Memory leads to another crucial area of empowerment, how people perceived their worlds. There is a growing body of theoretical and contextually applied studies of medieval culture that demonstrate the value and insights offered by memory and sensory perception analysis. Material culture clearly functioned in complex ways in order to aid and develop memory. Sensory stimulation was an important aspect of this and a given piece of material culture was not restricted to stimulating a particular sense, be it sight, touch, hearing, taste, smell or indeed any of the at least 21 senses science suggests humans possess (Durie 2005, 36, quoted in Rifkin 2009, 585). Certainly the main, familiar senses tend to be analysed in isolation from each other instead of a suite of varying skills possessed by human beings. Most analysis has gone to seeing and visual culture, not least because society culturally values this sense above the others. Anthropology and geography have led the way in exploring the interplay of the senses, cautioning against an over emphasis on seeing and vision, which archaeology has taken on board. Whilst a recent volume of World Archaeology focused on seeing and visibility it also acknowledged the need to recognise and study all the senses operating in balance (Frieman and Gittings 2007) and that ‘invisibility’ has cultural significance (Frontijn 2007). There are numerous examples of medieval material culture where the object was essentially invisible to the human eye through acts of deposition and burial ritual or through placement in inaccessible parts of churches, but which were presumably thought to be visible in the supernatural plane or remained in some sense ‘visible’ through other senses. It is important to recognise that the cultural understanding of, say seeing, did vary through time and social context (Giles 2007). The interplay of sensory perception could be promoted in sophisticated ways by material culture, and sometimes explicitly as in the case of Anglo-Saxon metalwork that actually depicts one or more of the senses (such as the Alfred Jewel and the Fuller brooch –Webster and Backhouse 1991: 280-283).

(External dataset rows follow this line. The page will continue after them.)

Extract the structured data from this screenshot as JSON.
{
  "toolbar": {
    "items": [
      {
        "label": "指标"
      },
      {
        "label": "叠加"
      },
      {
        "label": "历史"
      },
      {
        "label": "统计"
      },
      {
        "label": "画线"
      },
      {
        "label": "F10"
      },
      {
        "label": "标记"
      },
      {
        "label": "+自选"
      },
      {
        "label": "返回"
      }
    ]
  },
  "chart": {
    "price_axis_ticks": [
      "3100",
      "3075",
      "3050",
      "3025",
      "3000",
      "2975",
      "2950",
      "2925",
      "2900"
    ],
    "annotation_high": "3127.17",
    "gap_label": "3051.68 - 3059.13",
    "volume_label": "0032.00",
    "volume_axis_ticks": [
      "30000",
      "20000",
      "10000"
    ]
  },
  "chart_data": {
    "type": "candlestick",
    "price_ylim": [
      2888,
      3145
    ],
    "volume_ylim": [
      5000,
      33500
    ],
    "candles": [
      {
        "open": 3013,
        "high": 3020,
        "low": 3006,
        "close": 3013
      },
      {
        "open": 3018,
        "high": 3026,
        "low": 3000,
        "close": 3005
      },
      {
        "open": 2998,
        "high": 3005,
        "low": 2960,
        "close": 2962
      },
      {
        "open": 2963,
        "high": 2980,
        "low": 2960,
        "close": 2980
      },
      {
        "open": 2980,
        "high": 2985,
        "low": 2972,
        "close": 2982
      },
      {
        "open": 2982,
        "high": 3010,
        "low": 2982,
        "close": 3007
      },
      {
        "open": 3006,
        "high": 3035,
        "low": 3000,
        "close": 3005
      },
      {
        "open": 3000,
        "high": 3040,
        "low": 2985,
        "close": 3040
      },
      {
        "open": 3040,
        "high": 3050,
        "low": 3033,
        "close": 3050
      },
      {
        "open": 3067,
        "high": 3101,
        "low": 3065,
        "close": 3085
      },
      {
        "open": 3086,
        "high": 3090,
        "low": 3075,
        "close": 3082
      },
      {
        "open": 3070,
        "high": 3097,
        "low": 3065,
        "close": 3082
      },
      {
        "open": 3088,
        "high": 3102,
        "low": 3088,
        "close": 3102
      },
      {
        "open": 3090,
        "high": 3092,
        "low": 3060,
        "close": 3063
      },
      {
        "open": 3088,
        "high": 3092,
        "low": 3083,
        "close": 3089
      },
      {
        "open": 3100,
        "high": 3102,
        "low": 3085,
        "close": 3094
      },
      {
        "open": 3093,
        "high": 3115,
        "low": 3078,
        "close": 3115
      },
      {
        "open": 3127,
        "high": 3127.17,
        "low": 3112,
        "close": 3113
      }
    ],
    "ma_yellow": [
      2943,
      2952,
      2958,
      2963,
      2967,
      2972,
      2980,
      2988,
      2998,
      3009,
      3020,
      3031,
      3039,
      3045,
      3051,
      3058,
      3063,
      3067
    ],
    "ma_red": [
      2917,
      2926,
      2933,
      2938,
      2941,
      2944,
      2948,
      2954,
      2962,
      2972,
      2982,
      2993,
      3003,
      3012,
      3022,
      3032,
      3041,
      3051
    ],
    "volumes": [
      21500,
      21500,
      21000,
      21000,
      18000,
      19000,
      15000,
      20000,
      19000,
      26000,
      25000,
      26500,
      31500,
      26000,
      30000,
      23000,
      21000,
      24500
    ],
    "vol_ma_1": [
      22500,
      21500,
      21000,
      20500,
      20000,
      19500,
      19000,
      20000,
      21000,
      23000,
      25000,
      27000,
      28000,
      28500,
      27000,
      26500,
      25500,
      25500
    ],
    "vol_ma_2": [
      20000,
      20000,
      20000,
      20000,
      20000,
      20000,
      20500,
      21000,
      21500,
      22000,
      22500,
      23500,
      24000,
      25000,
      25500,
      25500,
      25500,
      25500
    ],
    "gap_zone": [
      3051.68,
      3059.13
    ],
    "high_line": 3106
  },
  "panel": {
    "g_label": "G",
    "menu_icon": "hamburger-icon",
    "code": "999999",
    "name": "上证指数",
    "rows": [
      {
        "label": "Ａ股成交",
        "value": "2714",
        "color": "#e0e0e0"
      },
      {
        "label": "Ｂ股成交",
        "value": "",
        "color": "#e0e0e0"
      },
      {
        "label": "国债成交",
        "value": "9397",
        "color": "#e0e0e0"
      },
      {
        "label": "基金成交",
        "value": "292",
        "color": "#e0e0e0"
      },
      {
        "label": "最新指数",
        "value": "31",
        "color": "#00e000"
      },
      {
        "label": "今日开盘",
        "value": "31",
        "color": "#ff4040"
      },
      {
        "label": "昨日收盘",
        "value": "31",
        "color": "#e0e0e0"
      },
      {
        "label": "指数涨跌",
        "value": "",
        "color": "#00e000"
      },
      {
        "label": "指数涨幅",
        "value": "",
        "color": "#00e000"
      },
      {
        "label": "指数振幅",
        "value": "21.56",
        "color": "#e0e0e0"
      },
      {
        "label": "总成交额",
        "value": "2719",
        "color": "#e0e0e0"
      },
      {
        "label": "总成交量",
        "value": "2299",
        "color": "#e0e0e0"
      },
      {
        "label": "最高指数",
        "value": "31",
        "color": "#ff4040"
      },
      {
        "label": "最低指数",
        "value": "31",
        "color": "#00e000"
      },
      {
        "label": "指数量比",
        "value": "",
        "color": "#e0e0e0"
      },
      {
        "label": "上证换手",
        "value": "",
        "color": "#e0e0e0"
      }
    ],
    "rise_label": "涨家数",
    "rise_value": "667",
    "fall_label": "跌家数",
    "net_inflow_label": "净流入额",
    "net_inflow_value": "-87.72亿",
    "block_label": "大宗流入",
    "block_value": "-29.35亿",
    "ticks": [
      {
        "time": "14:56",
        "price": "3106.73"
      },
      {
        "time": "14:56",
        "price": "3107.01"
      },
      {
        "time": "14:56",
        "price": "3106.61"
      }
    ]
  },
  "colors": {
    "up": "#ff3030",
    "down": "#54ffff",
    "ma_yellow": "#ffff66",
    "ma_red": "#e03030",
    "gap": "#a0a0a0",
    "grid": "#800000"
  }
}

Other material forms that are thought of as primarily visual would also have stimulated aural perception. Numerous pilgrim badges are known to have been cast in to the fabric of church bells in the 15th and 16th centuries so as to spread the apotropaic protection of one or several saints to all who heard the sound (Hall 2005 for references) whilst at the same time aurally reminding the community that the church was there, structuring their lives (see Magnusson-Staaf 1996 for a Scandinavian parallel). In his study of the Bayeux Tapestry, Brilliant (2009) demonstrated that its repertoire of memory invocations included making sounds (of battle, of feasting, of conversation) visible. It did so by deploying recognisable gestures and scene arrangements that enabled viewers to “‘hear’ through seeing” (p. 76). The Tapestry can thus be understood to have sought ‘to make sound visible’ (2009, 74), deploying sensory strategies akin to those used by written accounts of the Battle of Hastings (2009, 74). Such approaches might be usefully deployed in studying Scotland’s medieval material culture, not least its early medieval/Pictish sculpture and its figurative repertoire. The external phenomena which give rise to our internal perceptions can also be studied, as for example with luminosity, which Bille and Sorensen (2007) have demonstrated links people, things, colours, shininess and places, allowing light to be thought of as having an ‘active social role’ (2007, 264). That social role was not restricted to seeing but influenced the other senses. In their study of the light available in Arctic dwellings Dawson et al. (2007) concluded that the available light was a determining factor as to where activities were carried out, its low levels ‘elevating touch to the same level as sight when performing intricate and detailed tasks’ such as carving and sewing (2007, 31). In the open air, and within buildings, light was a tool of colour which worked on painted and unpainted objects. Whether painted or not, early medieval sculpture was subject to daily and seasonal changes in sunlight that could have been essential to the understanding of its carved imagery (see, for example, O’ Carragain’s forthcoming study of this aspect with respect to the crosses at Ruthwell and Bewcastle). Gothic stained glass, of course, was highly coloured but gained an abstract fluidity from the changing direction of sunlight painting the interior space of cathedrals.